→ Task description: Give back the material word for word, every line included.

··· The data ···

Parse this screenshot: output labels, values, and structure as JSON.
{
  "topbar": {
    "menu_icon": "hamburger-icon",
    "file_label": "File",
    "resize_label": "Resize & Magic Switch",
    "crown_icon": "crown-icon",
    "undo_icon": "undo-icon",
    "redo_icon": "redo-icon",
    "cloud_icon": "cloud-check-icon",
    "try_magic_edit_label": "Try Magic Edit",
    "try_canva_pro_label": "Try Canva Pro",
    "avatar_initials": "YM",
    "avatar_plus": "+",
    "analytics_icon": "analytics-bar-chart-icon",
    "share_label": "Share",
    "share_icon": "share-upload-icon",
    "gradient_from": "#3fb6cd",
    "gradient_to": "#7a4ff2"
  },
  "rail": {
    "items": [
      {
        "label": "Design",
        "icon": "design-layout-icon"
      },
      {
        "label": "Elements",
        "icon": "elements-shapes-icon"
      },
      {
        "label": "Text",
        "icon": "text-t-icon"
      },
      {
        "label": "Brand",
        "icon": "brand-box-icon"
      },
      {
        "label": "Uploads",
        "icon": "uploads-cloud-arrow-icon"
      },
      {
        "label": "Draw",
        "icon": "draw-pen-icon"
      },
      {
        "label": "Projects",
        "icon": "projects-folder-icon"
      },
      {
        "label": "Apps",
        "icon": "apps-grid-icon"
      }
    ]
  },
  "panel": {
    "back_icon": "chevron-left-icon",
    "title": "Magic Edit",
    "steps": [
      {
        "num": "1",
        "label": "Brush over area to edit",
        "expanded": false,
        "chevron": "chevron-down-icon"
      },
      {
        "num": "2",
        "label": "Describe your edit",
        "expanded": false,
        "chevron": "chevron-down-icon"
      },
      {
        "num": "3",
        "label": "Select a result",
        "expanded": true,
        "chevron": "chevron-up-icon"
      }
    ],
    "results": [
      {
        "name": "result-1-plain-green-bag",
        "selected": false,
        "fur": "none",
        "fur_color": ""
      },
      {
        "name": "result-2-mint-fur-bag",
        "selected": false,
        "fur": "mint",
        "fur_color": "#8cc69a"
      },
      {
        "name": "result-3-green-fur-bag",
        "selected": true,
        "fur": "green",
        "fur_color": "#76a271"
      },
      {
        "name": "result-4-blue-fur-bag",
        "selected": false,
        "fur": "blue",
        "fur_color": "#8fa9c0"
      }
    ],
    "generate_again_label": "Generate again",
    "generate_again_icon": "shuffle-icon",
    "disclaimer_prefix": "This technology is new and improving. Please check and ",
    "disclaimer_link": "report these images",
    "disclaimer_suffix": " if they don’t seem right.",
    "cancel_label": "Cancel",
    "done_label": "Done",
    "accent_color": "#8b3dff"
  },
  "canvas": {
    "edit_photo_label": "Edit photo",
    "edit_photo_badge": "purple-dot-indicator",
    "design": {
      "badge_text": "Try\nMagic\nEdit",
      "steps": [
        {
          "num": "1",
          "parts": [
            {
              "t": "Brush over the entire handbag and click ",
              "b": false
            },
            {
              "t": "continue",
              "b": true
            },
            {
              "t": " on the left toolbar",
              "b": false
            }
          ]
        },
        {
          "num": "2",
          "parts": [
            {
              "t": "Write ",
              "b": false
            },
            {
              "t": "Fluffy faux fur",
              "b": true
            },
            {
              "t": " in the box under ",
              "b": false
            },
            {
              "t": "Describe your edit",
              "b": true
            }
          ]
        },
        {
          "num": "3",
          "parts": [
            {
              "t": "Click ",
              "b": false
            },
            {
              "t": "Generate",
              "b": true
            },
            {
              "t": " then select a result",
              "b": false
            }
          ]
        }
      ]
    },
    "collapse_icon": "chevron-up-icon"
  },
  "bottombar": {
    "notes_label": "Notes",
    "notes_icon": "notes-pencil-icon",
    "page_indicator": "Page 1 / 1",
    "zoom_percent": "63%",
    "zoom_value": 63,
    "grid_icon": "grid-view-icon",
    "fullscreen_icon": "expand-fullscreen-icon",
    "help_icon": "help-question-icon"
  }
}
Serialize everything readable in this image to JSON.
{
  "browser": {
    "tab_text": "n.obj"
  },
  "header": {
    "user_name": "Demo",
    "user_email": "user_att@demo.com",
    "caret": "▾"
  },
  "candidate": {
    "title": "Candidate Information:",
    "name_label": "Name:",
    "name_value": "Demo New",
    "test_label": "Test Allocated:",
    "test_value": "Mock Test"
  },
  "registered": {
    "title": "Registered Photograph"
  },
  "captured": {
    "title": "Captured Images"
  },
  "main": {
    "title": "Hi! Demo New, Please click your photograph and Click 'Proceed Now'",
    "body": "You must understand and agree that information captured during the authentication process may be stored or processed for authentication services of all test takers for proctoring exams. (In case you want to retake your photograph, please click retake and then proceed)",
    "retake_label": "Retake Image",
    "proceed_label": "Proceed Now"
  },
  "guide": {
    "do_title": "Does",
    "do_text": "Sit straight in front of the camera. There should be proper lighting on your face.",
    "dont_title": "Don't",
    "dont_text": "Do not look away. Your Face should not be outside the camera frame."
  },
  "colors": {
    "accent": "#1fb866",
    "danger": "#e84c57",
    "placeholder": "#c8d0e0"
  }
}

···

→ Your solution:
Parse this screenshot: output labels, values, and structure as JSON.
{
  "topbar": {
    "menu_icon": "hamburger-icon",
    "file_label": "File",
    "resize_label": "Resize & Magic Switch",
    "crown_icon": "crown-icon",
    "undo_icon": "undo-icon",
    "redo_icon": "redo-icon",
    "cloud_icon": "cloud-check-icon",
    "try_magic_edit_label": "Try Magic Edit",
    "try_canva_pro_label": "Try Canva Pro",
    "avatar_initials": "YM",
    "avatar_plus": "+",
    "analytics_icon": "analytics-bar-chart-icon",
    "share_label": "Share",
    "share_icon": "share-upload-icon",
    "gradient_from": "#3fb6cd",
    "gradient_to": "#7a4ff2"
  },
  "rail": {
    "items": [
      {
        "label": "Design",
        "icon": "design-layout-icon"
      },
      {
        "label": "Elements",
        "icon": "elements-shapes-icon"
      },
      {
        "label": "Text",
        "icon": "text-t-icon"
      },
      {
        "label": "Brand",
        "icon": "brand-box-icon"
      },
      {
        "label": "Uploads",
        "icon": "uploads-cloud-arrow-icon"
      },
      {
        "label": "Draw",
        "icon": "draw-pen-icon"
      },
      {
        "label": "Projects",
        "icon": "projects-folder-icon"
      },
      {
        "label": "Apps",
        "icon": "apps-grid-icon"
      }
    ]
  },
  "panel": {
    "back_icon": "chevron-left-icon",
    "title": "Magic Edit",
    "steps": [
      {
        "num": "1",
        "label": "Brush over area to edit",
        "expanded": false,
        "chevron": "chevron-down-icon"
      },
      {
        "num": "2",
        "label": "Describe your edit",
        "expanded": false,
        "chevron": "chevron-down-icon"
      },
      {
        "num": "3",
        "label": "Select a result",
        "expanded": true,
        "chevron": "chevron-up-icon"
      }
    ],
    "results": [
      {
        "name": "result-1-plain-green-bag",
        "selected": false,
        "fur": "none",
        "fur_color": ""
      },
      {
        "name": "result-2-mint-fur-bag",
        "selected": false,
        "fur": "mint",
        "fur_color": "#8cc69a"
      },
      {
        "name": "result-3-green-fur-bag",
        "selected": true,
        "fur": "green",
        "fur_color": "#76a271"
      },
      {
        "name": "result-4-blue-fur-bag",
        "selected": false,
        "fur": "blue",
        "fur_color": "#8fa9c0"
      }
    ],
    "generate_again_label": "Generate again",
    "generate_again_icon": "shuffle-icon",
    "disclaimer_prefix": "This technology is new and improving. Please check and ",
    "disclaimer_link": "report these images",
    "disclaimer_suffix": " if they don’t seem right.",
    "cancel_label": "Cancel",
    "done_label": "Done",
    "accent_color": "#8b3dff"
  },
  "canvas": {
    "edit_photo_label": "Edit photo",
    "edit_photo_badge": "purple-dot-indicator",
    "design": {
      "badge_text": "Try\nMagic\nEdit",
      "steps": [
        {
          "num": "1",
          "parts": [
            {
              "t": "Brush over the entire handbag and click ",
              "b": false
            },
            {
              "t": "continue",
              "b": true
            },
            {
              "t": " on the left toolbar",
              "b": false
            }
          ]
        },
        {
          "num": "2",
          "parts": [
            {
              "t": "Write ",
              "b": false
            },
            {
              "t": "Fluffy faux fur",
              "b": true
            },
            {
              "t": " in the box under ",
              "b": false
            },
            {
              "t": "Describe your edit",
              "b": true
            }
          ]
        },
        {
          "num": "3",
          "parts": [
            {
              "t": "Click ",
              "b": false
            },
            {
              "t": "Generate",
              "b": true
            },
            {
              "t": " then select a result",
              "b": false
            }
          ]
        }
      ]
    },
    "collapse_icon": "chevron-up-icon"
  },
  "bottombar": {
    "notes_label": "Notes",
    "notes_icon": "notes-pencil-icon",
    "page_indicator": "Page 1 / 1",
    "zoom_percent": "63%",
    "zoom_value": 63,
    "grid_icon": "grid-view-icon",
    "fullscreen_icon": "expand-fullscreen-icon",
    "help_icon": "help-question-icon"
  }
}
Serialize everything readable in this image to JSON.
{
  "browser": {
    "tab_text": "n.obj"
  },
  "header": {
    "user_name": "Demo",
    "user_email": "user_att@demo.com",
    "caret": "▾"
  },
  "candidate": {
    "title": "Candidate Information:",
    "name_label": "Name:",
    "name_value": "Demo New",
    "test_label": "Test Allocated:",
    "test_value": "Mock Test"
  },
  "registered": {
    "title": "Registered Photograph"
  },
  "captured": {
    "title": "Captured Images"
  },
  "main": {
    "title": "Hi! Demo New, Please click your photograph and Click 'Proceed Now'",
    "body": "You must understand and agree that information captured during the authentication process may be stored or processed for authentication services of all test takers for proctoring exams. (In case you want to retake your photograph, please click retake and then proceed)",
    "retake_label": "Retake Image",
    "proceed_label": "Proceed Now"
  },
  "guide": {
    "do_title": "Does",
    "do_text": "Sit straight in front of the camera. There should be proper lighting on your face.",
    "dont_title": "Don't",
    "dont_text": "Do not look away. Your Face should not be outside the camera frame."
  },
  "colors": {
    "accent": "#1fb866",
    "danger": "#e84c57",
    "placeholder": "#c8d0e0"
  }
}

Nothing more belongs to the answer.